[clug] Re: Cabling your home and managing your boxen. (Paul Wayper, linux Digest, Vol 48, Issue 5)

Miles Goodhew miles at henrygoodhew.com
Tue Dec 5 13:40:32 GMT 2006

Paul Wayper wrote:
Hi Paul et. al.,

> I've rearranged my room again and so now my two always-on machines (firewall
...yadda, yadda...
> soundproof) space.  All in all I'm probably looking at sixteen connected
> devices, including phones.
> So what do other people do with their home boxen?  Do you spend the money on

	At my old house, I got a hand-me-down Csironet 19" rack from the PCUG 
move to Weston. The downsides of this rack are manifest: It's only about 
19" deep, no power or shelves and seems to be made from depleted uranium 
coated in lead so it weighs a freaking tonne (ok, I think it's 1/16" 
steel panels on a 2x2x1/4" square steel-tube frame, but it's heav-eee!).

	Here's a Flickr set of photos of the rack in the old house:
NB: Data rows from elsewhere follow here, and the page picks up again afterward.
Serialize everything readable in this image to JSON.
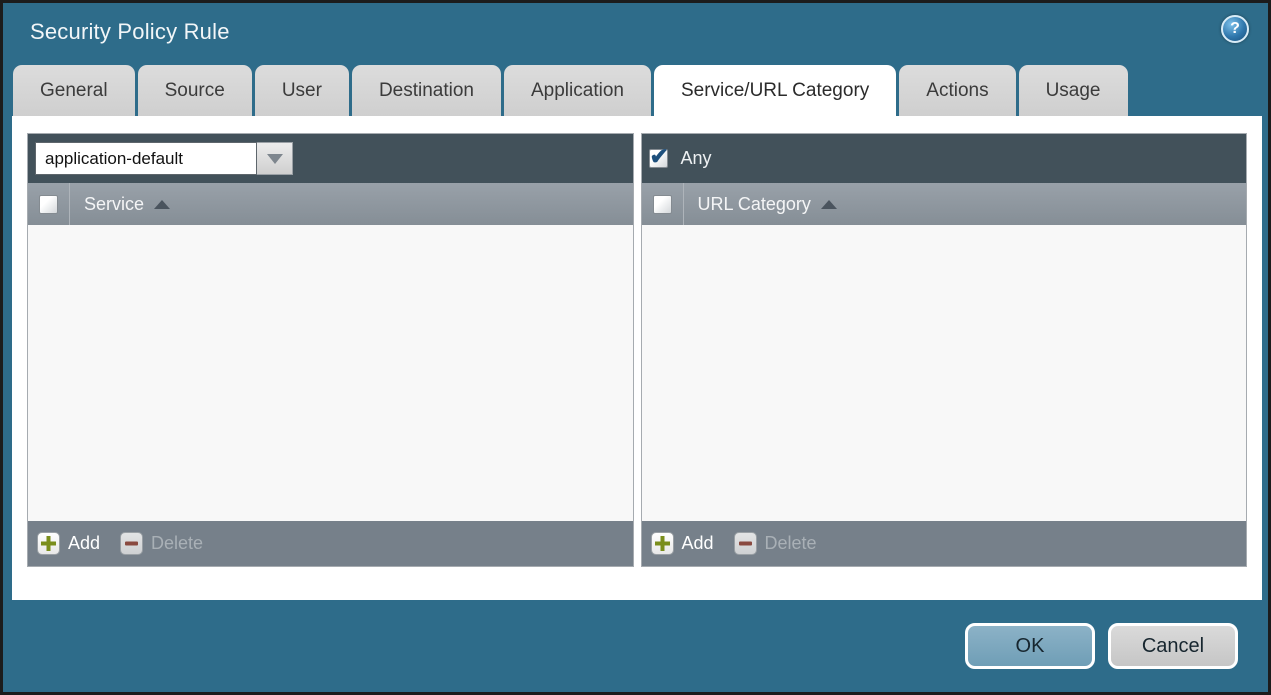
{
  "window": {
    "title": "Security Policy Rule",
    "help_glyph": "?"
  },
  "tabs": {
    "active": "Service/URL Category",
    "items": [
      {
        "label": "General"
      },
      {
        "label": "Source"
      },
      {
        "label": "User"
      },
      {
        "label": "Destination"
      },
      {
        "label": "Application"
      },
      {
        "label": "Service/URL Category"
      },
      {
        "label": "Actions"
      },
      {
        "label": "Usage"
      }
    ]
  },
  "service_panel": {
    "select_value": "application-default",
    "column_header": "Service",
    "sort_order": "ascending",
    "header_checkbox_checked": false,
    "rows": [],
    "add_label": "Add",
    "delete_label": "Delete",
    "delete_enabled": false
  },
  "url_category_panel": {
    "any_label": "Any",
    "any_checked": true,
    "column_header": "URL Category",
    "sort_order": "ascending",
    "header_checkbox_checked": false,
    "rows": [],
    "add_label": "Add",
    "delete_label": "Delete",
    "delete_enabled": false
  },
  "dialog_actions": {
    "ok_label": "OK",
    "cancel_label": "Cancel"
  },
  "colors": {
    "titlebar_bg": "#2e6c8a",
    "window_border": "#1c1c1c",
    "tab_bg": "#d3d3d3",
    "active_tab_bg": "#ffffff",
    "panel_header_bg": "#42515a",
    "column_header_bg": "#8b949c",
    "panel_body_bg": "#f8f8f8",
    "panel_footer_bg": "#76808a",
    "ok_button_bg": "#7da9c0",
    "cancel_button_bg": "#d2d2d2",
    "add_icon_green": "#7a8e1c",
    "delete_icon_red": "#8a4a40",
    "checkmark_blue": "#1d4f7c"
  }
}
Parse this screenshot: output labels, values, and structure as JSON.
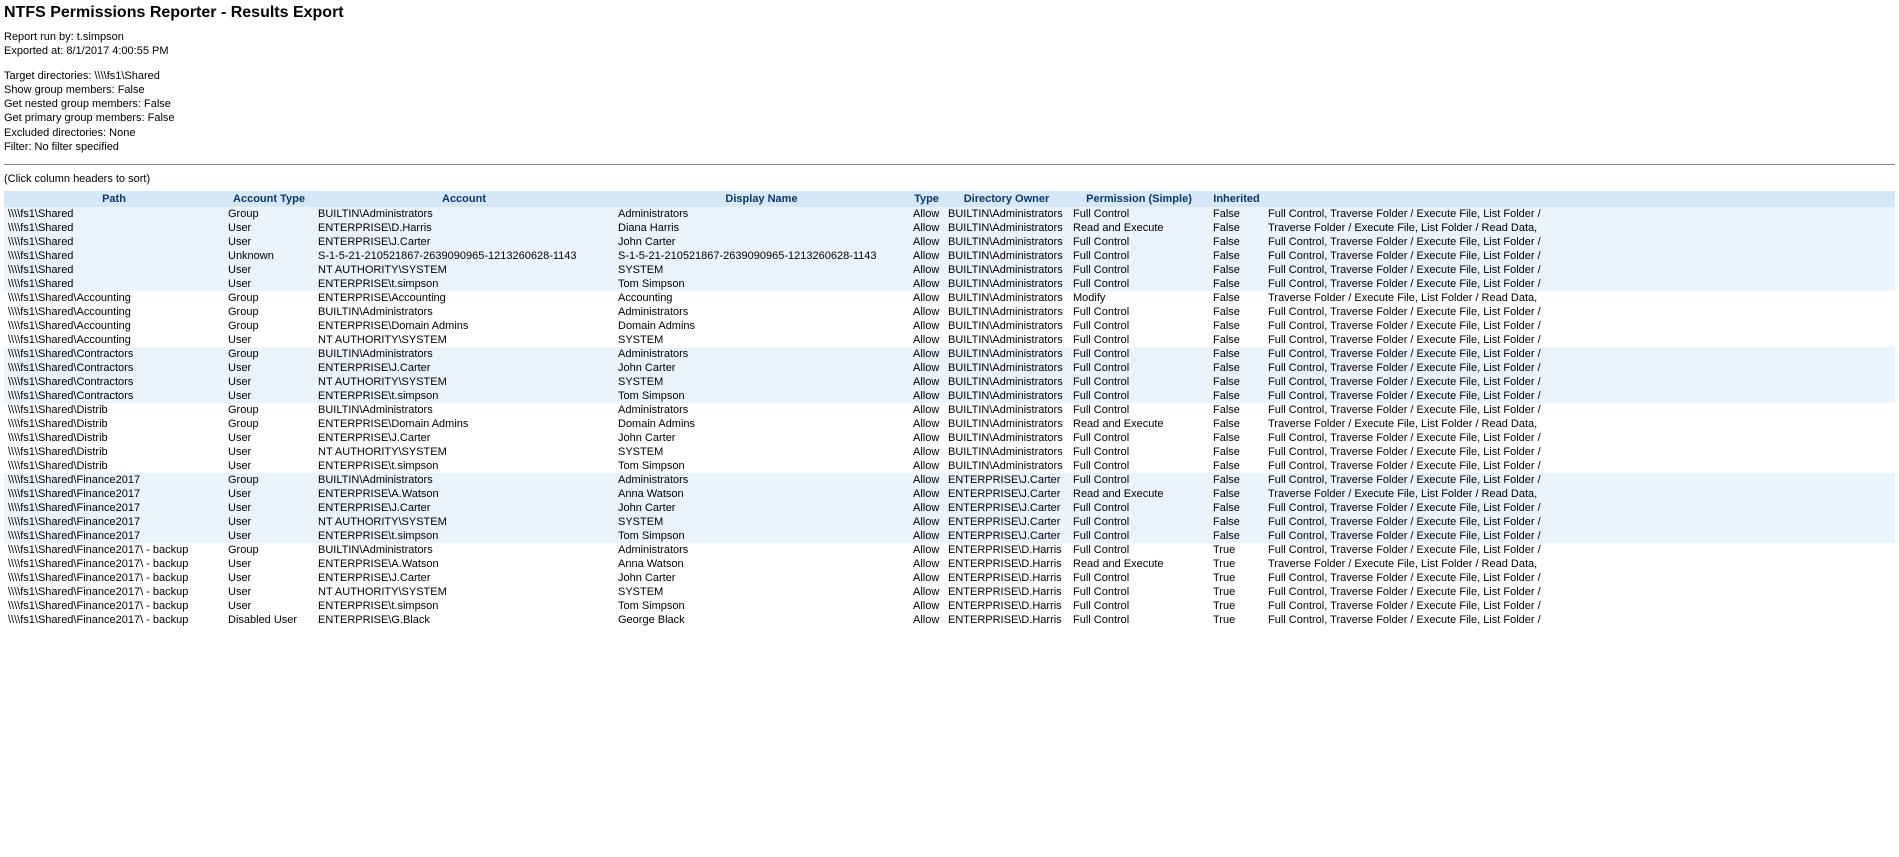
{
  "title": "NTFS Permissions Reporter - Results Export",
  "meta1": [
    "Report run by: t.simpson",
    "Exported at: 8/1/2017 4:00:55 PM"
  ],
  "meta2": [
    "Target directories: \\\\\\\\fs1\\Shared",
    "Show group members: False",
    "Get nested group members: False",
    "Get primary group members: False",
    "Excluded directories: None",
    "Filter: No filter specified"
  ],
  "sort_hint": "(Click column headers to sort)",
  "columns": [
    "Path",
    "Account Type",
    "Account",
    "Display Name",
    "Type",
    "Directory Owner",
    "Permission (Simple)",
    "Inherited",
    ""
  ],
  "full_long": "Full Control, Traverse Folder / Execute File, List Folder /",
  "trav_long": "Traverse Folder / Execute File, List Folder / Read Data,",
  "groups": [
    {
      "banded": true,
      "rows": [
        {
          "path": "\\\\\\\\fs1\\Shared",
          "acctype": "Group",
          "account": "BUILTIN\\Administrators",
          "display": "Administrators",
          "type": "Allow",
          "owner": "BUILTIN\\Administrators",
          "perm": "Full Control",
          "inher": "False",
          "full": "full"
        },
        {
          "path": "\\\\\\\\fs1\\Shared",
          "acctype": "User",
          "account": "ENTERPRISE\\D.Harris",
          "display": "Diana Harris",
          "type": "Allow",
          "owner": "BUILTIN\\Administrators",
          "perm": "Read and Execute",
          "inher": "False",
          "full": "trav"
        },
        {
          "path": "\\\\\\\\fs1\\Shared",
          "acctype": "User",
          "account": "ENTERPRISE\\J.Carter",
          "display": "John Carter",
          "type": "Allow",
          "owner": "BUILTIN\\Administrators",
          "perm": "Full Control",
          "inher": "False",
          "full": "full"
        },
        {
          "path": "\\\\\\\\fs1\\Shared",
          "acctype": "Unknown",
          "account": "S-1-5-21-210521867-2639090965-1213260628-1143",
          "display": "S-1-5-21-210521867-2639090965-1213260628-1143",
          "type": "Allow",
          "owner": "BUILTIN\\Administrators",
          "perm": "Full Control",
          "inher": "False",
          "full": "full"
        },
        {
          "path": "\\\\\\\\fs1\\Shared",
          "acctype": "User",
          "account": "NT AUTHORITY\\SYSTEM",
          "display": "SYSTEM",
          "type": "Allow",
          "owner": "BUILTIN\\Administrators",
          "perm": "Full Control",
          "inher": "False",
          "full": "full"
        },
        {
          "path": "\\\\\\\\fs1\\Shared",
          "acctype": "User",
          "account": "ENTERPRISE\\t.simpson",
          "display": "Tom Simpson",
          "type": "Allow",
          "owner": "BUILTIN\\Administrators",
          "perm": "Full Control",
          "inher": "False",
          "full": "full"
        }
      ]
    },
    {
      "banded": false,
      "rows": [
        {
          "path": "\\\\\\\\fs1\\Shared\\Accounting",
          "acctype": "Group",
          "account": "ENTERPRISE\\Accounting",
          "display": "Accounting",
          "type": "Allow",
          "owner": "BUILTIN\\Administrators",
          "perm": "Modify",
          "inher": "False",
          "full": "trav"
        },
        {
          "path": "\\\\\\\\fs1\\Shared\\Accounting",
          "acctype": "Group",
          "account": "BUILTIN\\Administrators",
          "display": "Administrators",
          "type": "Allow",
          "owner": "BUILTIN\\Administrators",
          "perm": "Full Control",
          "inher": "False",
          "full": "full"
        },
        {
          "path": "\\\\\\\\fs1\\Shared\\Accounting",
          "acctype": "Group",
          "account": "ENTERPRISE\\Domain Admins",
          "display": "Domain Admins",
          "type": "Allow",
          "owner": "BUILTIN\\Administrators",
          "perm": "Full Control",
          "inher": "False",
          "full": "full"
        },
        {
          "path": "\\\\\\\\fs1\\Shared\\Accounting",
          "acctype": "User",
          "account": "NT AUTHORITY\\SYSTEM",
          "display": "SYSTEM",
          "type": "Allow",
          "owner": "BUILTIN\\Administrators",
          "perm": "Full Control",
          "inher": "False",
          "full": "full"
        }
      ]
    },
    {
      "banded": true,
      "rows": [
        {
          "path": "\\\\\\\\fs1\\Shared\\Contractors",
          "acctype": "Group",
          "account": "BUILTIN\\Administrators",
          "display": "Administrators",
          "type": "Allow",
          "owner": "BUILTIN\\Administrators",
          "perm": "Full Control",
          "inher": "False",
          "full": "full"
        },
        {
          "path": "\\\\\\\\fs1\\Shared\\Contractors",
          "acctype": "User",
          "account": "ENTERPRISE\\J.Carter",
          "display": "John Carter",
          "type": "Allow",
          "owner": "BUILTIN\\Administrators",
          "perm": "Full Control",
          "inher": "False",
          "full": "full"
        },
        {
          "path": "\\\\\\\\fs1\\Shared\\Contractors",
          "acctype": "User",
          "account": "NT AUTHORITY\\SYSTEM",
          "display": "SYSTEM",
          "type": "Allow",
          "owner": "BUILTIN\\Administrators",
          "perm": "Full Control",
          "inher": "False",
          "full": "full"
        },
        {
          "path": "\\\\\\\\fs1\\Shared\\Contractors",
          "acctype": "User",
          "account": "ENTERPRISE\\t.simpson",
          "display": "Tom Simpson",
          "type": "Allow",
          "owner": "BUILTIN\\Administrators",
          "perm": "Full Control",
          "inher": "False",
          "full": "full"
        }
      ]
    },
    {
      "banded": false,
      "rows": [
        {
          "path": "\\\\\\\\fs1\\Shared\\Distrib",
          "acctype": "Group",
          "account": "BUILTIN\\Administrators",
          "display": "Administrators",
          "type": "Allow",
          "owner": "BUILTIN\\Administrators",
          "perm": "Full Control",
          "inher": "False",
          "full": "full"
        },
        {
          "path": "\\\\\\\\fs1\\Shared\\Distrib",
          "acctype": "Group",
          "account": "ENTERPRISE\\Domain Admins",
          "display": "Domain Admins",
          "type": "Allow",
          "owner": "BUILTIN\\Administrators",
          "perm": "Read and Execute",
          "inher": "False",
          "full": "trav"
        },
        {
          "path": "\\\\\\\\fs1\\Shared\\Distrib",
          "acctype": "User",
          "account": "ENTERPRISE\\J.Carter",
          "display": "John Carter",
          "type": "Allow",
          "owner": "BUILTIN\\Administrators",
          "perm": "Full Control",
          "inher": "False",
          "full": "full"
        },
        {
          "path": "\\\\\\\\fs1\\Shared\\Distrib",
          "acctype": "User",
          "account": "NT AUTHORITY\\SYSTEM",
          "display": "SYSTEM",
          "type": "Allow",
          "owner": "BUILTIN\\Administrators",
          "perm": "Full Control",
          "inher": "False",
          "full": "full"
        },
        {
          "path": "\\\\\\\\fs1\\Shared\\Distrib",
          "acctype": "User",
          "account": "ENTERPRISE\\t.simpson",
          "display": "Tom Simpson",
          "type": "Allow",
          "owner": "BUILTIN\\Administrators",
          "perm": "Full Control",
          "inher": "False",
          "full": "full"
        }
      ]
    },
    {
      "banded": true,
      "rows": [
        {
          "path": "\\\\\\\\fs1\\Shared\\Finance2017",
          "acctype": "Group",
          "account": "BUILTIN\\Administrators",
          "display": "Administrators",
          "type": "Allow",
          "owner": "ENTERPRISE\\J.Carter",
          "perm": "Full Control",
          "inher": "False",
          "full": "full"
        },
        {
          "path": "\\\\\\\\fs1\\Shared\\Finance2017",
          "acctype": "User",
          "account": "ENTERPRISE\\A.Watson",
          "display": "Anna Watson",
          "type": "Allow",
          "owner": "ENTERPRISE\\J.Carter",
          "perm": "Read and Execute",
          "inher": "False",
          "full": "trav"
        },
        {
          "path": "\\\\\\\\fs1\\Shared\\Finance2017",
          "acctype": "User",
          "account": "ENTERPRISE\\J.Carter",
          "display": "John Carter",
          "type": "Allow",
          "owner": "ENTERPRISE\\J.Carter",
          "perm": "Full Control",
          "inher": "False",
          "full": "full"
        },
        {
          "path": "\\\\\\\\fs1\\Shared\\Finance2017",
          "acctype": "User",
          "account": "NT AUTHORITY\\SYSTEM",
          "display": "SYSTEM",
          "type": "Allow",
          "owner": "ENTERPRISE\\J.Carter",
          "perm": "Full Control",
          "inher": "False",
          "full": "full"
        },
        {
          "path": "\\\\\\\\fs1\\Shared\\Finance2017",
          "acctype": "User",
          "account": "ENTERPRISE\\t.simpson",
          "display": "Tom Simpson",
          "type": "Allow",
          "owner": "ENTERPRISE\\J.Carter",
          "perm": "Full Control",
          "inher": "False",
          "full": "full"
        }
      ]
    },
    {
      "banded": false,
      "rows": [
        {
          "path": "\\\\\\\\fs1\\Shared\\Finance2017\\ - backup",
          "acctype": "Group",
          "account": "BUILTIN\\Administrators",
          "display": "Administrators",
          "type": "Allow",
          "owner": "ENTERPRISE\\D.Harris",
          "perm": "Full Control",
          "inher": "True",
          "full": "full"
        },
        {
          "path": "\\\\\\\\fs1\\Shared\\Finance2017\\ - backup",
          "acctype": "User",
          "account": "ENTERPRISE\\A.Watson",
          "display": "Anna Watson",
          "type": "Allow",
          "owner": "ENTERPRISE\\D.Harris",
          "perm": "Read and Execute",
          "inher": "True",
          "full": "trav"
        },
        {
          "path": "\\\\\\\\fs1\\Shared\\Finance2017\\ - backup",
          "acctype": "User",
          "account": "ENTERPRISE\\J.Carter",
          "display": "John Carter",
          "type": "Allow",
          "owner": "ENTERPRISE\\D.Harris",
          "perm": "Full Control",
          "inher": "True",
          "full": "full"
        },
        {
          "path": "\\\\\\\\fs1\\Shared\\Finance2017\\ - backup",
          "acctype": "User",
          "account": "NT AUTHORITY\\SYSTEM",
          "display": "SYSTEM",
          "type": "Allow",
          "owner": "ENTERPRISE\\D.Harris",
          "perm": "Full Control",
          "inher": "True",
          "full": "full"
        },
        {
          "path": "\\\\\\\\fs1\\Shared\\Finance2017\\ - backup",
          "acctype": "User",
          "account": "ENTERPRISE\\t.simpson",
          "display": "Tom Simpson",
          "type": "Allow",
          "owner": "ENTERPRISE\\D.Harris",
          "perm": "Full Control",
          "inher": "True",
          "full": "full"
        },
        {
          "path": "\\\\\\\\fs1\\Shared\\Finance2017\\ - backup",
          "acctype": "Disabled User",
          "account": "ENTERPRISE\\G.Black",
          "display": "George Black",
          "type": "Allow",
          "owner": "ENTERPRISE\\D.Harris",
          "perm": "Full Control",
          "inher": "True",
          "full": "full"
        }
      ]
    }
  ]
}
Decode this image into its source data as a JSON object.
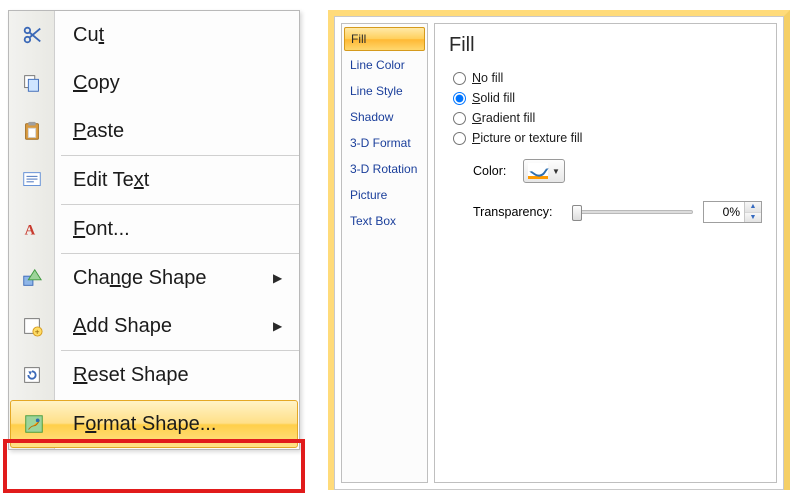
{
  "context_menu": {
    "items": [
      {
        "id": "cut",
        "label": "Cut",
        "accel_index": 2,
        "icon": "scissors-icon",
        "has_submenu": false
      },
      {
        "id": "copy",
        "label": "Copy",
        "accel_index": 0,
        "icon": "copy-icon",
        "has_submenu": false
      },
      {
        "id": "paste",
        "label": "Paste",
        "accel_index": 0,
        "icon": "paste-icon",
        "has_submenu": false
      },
      {
        "id": "edit-text",
        "label": "Edit Text",
        "accel_index": 7,
        "icon": "edit-text-icon",
        "has_submenu": false
      },
      {
        "id": "font",
        "label": "Font...",
        "accel_index": 0,
        "icon": "font-icon",
        "has_submenu": false
      },
      {
        "id": "change-shape",
        "label": "Change Shape",
        "accel_index": 3,
        "icon": "change-shape-icon",
        "has_submenu": true
      },
      {
        "id": "add-shape",
        "label": "Add Shape",
        "accel_index": 0,
        "icon": "add-shape-icon",
        "has_submenu": true
      },
      {
        "id": "reset-shape",
        "label": "Reset Shape",
        "accel_index": 0,
        "icon": "reset-shape-icon",
        "has_submenu": false
      },
      {
        "id": "format-shape",
        "label": "Format Shape...",
        "accel_index": 1,
        "icon": "format-shape-icon",
        "has_submenu": false,
        "highlight": true
      }
    ],
    "separators_after": [
      2,
      3,
      4,
      6
    ]
  },
  "dialog": {
    "categories": [
      "Fill",
      "Line Color",
      "Line Style",
      "Shadow",
      "3-D Format",
      "3-D Rotation",
      "Picture",
      "Text Box"
    ],
    "selected_category": "Fill",
    "fill_panel": {
      "title": "Fill",
      "options": [
        {
          "id": "no-fill",
          "label": "No fill",
          "accel_index": 0,
          "selected": false
        },
        {
          "id": "solid-fill",
          "label": "Solid fill",
          "accel_index": 0,
          "selected": true
        },
        {
          "id": "gradient-fill",
          "label": "Gradient fill",
          "accel_index": 0,
          "selected": false
        },
        {
          "id": "picture-fill",
          "label": "Picture or texture fill",
          "accel_index": 0,
          "selected": false
        }
      ],
      "color_label": "Color:",
      "transparency_label": "Transparency:",
      "transparency_value": "0%"
    }
  }
}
	However, I'm getting ahead of myself. Originally I had my ADSL/Wifi 
router plus one 8-port switch stuffed into the top-shelf of the linen 
closet. I tried putting my Compaq Deskpro SFF pc up there also, but it 
made too much noise (These are really good little server boxes though - 
unfortunately it's behind the keyboard in a lot of the photos). I even 
tried putting my first NSLU2 file/web/DNS/DHCP-server up there also, but 
the disk even made too much of a racket for me. I self-cabled two 4-pair 
UTP cables to the 4 main rooms of the house. This was done about as well 
as you could expect from a programmer (i.e. badly). Later I ran two 
tie-lines to the garage and stuck everything in the rack. 
Power-interference problems, bad crimping, incompatible wall-jack 
selection and the desire to get access from both sides of the livingroom 
meant I had to do a few re-iterations in places to get it. This leads to 
my first deluge of sage advice:

	* Don't run unterminated cable and fiddle around crimpling plugs, 
punching-down wall-jacks or trying to get jacks to seat into 
switchplates made by a different manufacturer (and thus don't quite 
fit). Instead buy terminated cables of the right lengths (buy a bunch of 
various lengths in one go) plus some keystone wallplates and 
double-jacked inserts to suit. You then just have to clip the insert(s) 
into the back of the wallplate and then the in-wall cable plugs into the 
insert giving you a nice, stable port on the front.
	* Keep data cables away from power not only for the safety issue, but 
crosstalk too (A/c and washing machines can make life even more fun). If 
you're in attic space, see if you can anchor cables to the top-members 
of roof-trusses (certainly worthwhile trying to keep it out from 
underfoot nomatter where it is).
	* When running cabling in the roof, brick-veneer constructions usually 
only let you drop cable down external walls (between brick and gyprock). 
Internal walls have noggins between the studs that make dropping cable 
beyond half-way impossible.
	* If you've got underfloor access, you're probably better-off running 
cable here rather than in the ceiling. Cable-lengths are shorter and you 
don't have the noggin problem (just have to drill a hole through the 
	* If you need to attach to a punchdown termination of any kind, then 
still use the pre-terminated cable and snip-off the plug. You can use 
one of the cheapo punchdown tools (a lump of plastic with a metal 
"tooth" at one end, possibly a stripper-blade too), but I can't give-up 
on my "Krone-alike" tool I got on eBay - it seats the wire with the 
correct speed/power and also snips-off the excess at the same time.

> getting an actual rack with power rails and cabling patch panels?  How do you
> make sure that your hidden media server gets the power, air and data it needs?
>  Are there racking and equipment stores that will accept a private punter off
> the street?

	The cabling guys at the computer fairs sell a lot of good stuff very cheap:
	* wallplates
	* jacks
	* pre-terminated cables
	* 24-port, 19" patch-panels (cheap and have jolly colours! - not like 
the grey handmedown eyesore I've got)
	* cheapo punchdown tools
	* cheapo cable-testers (doesn't test split-pairs, but does all kinds of 
connectivity tests)

	Hardware stores like Bunnings and Magnet Mart have the 
wallplate-mounting brackets if you're going that way.
	Bennetts in Fyshwich will probably be happy to sell you all-kinds of 
bits-and-bobs and probably loan you a spool of cable if you really want 
to do it from the grass-roots up (The cable's got measurements printed 
on it, so you just pay for what you've used when you return the spool).

Hope that helps.


More information about the linux mailing list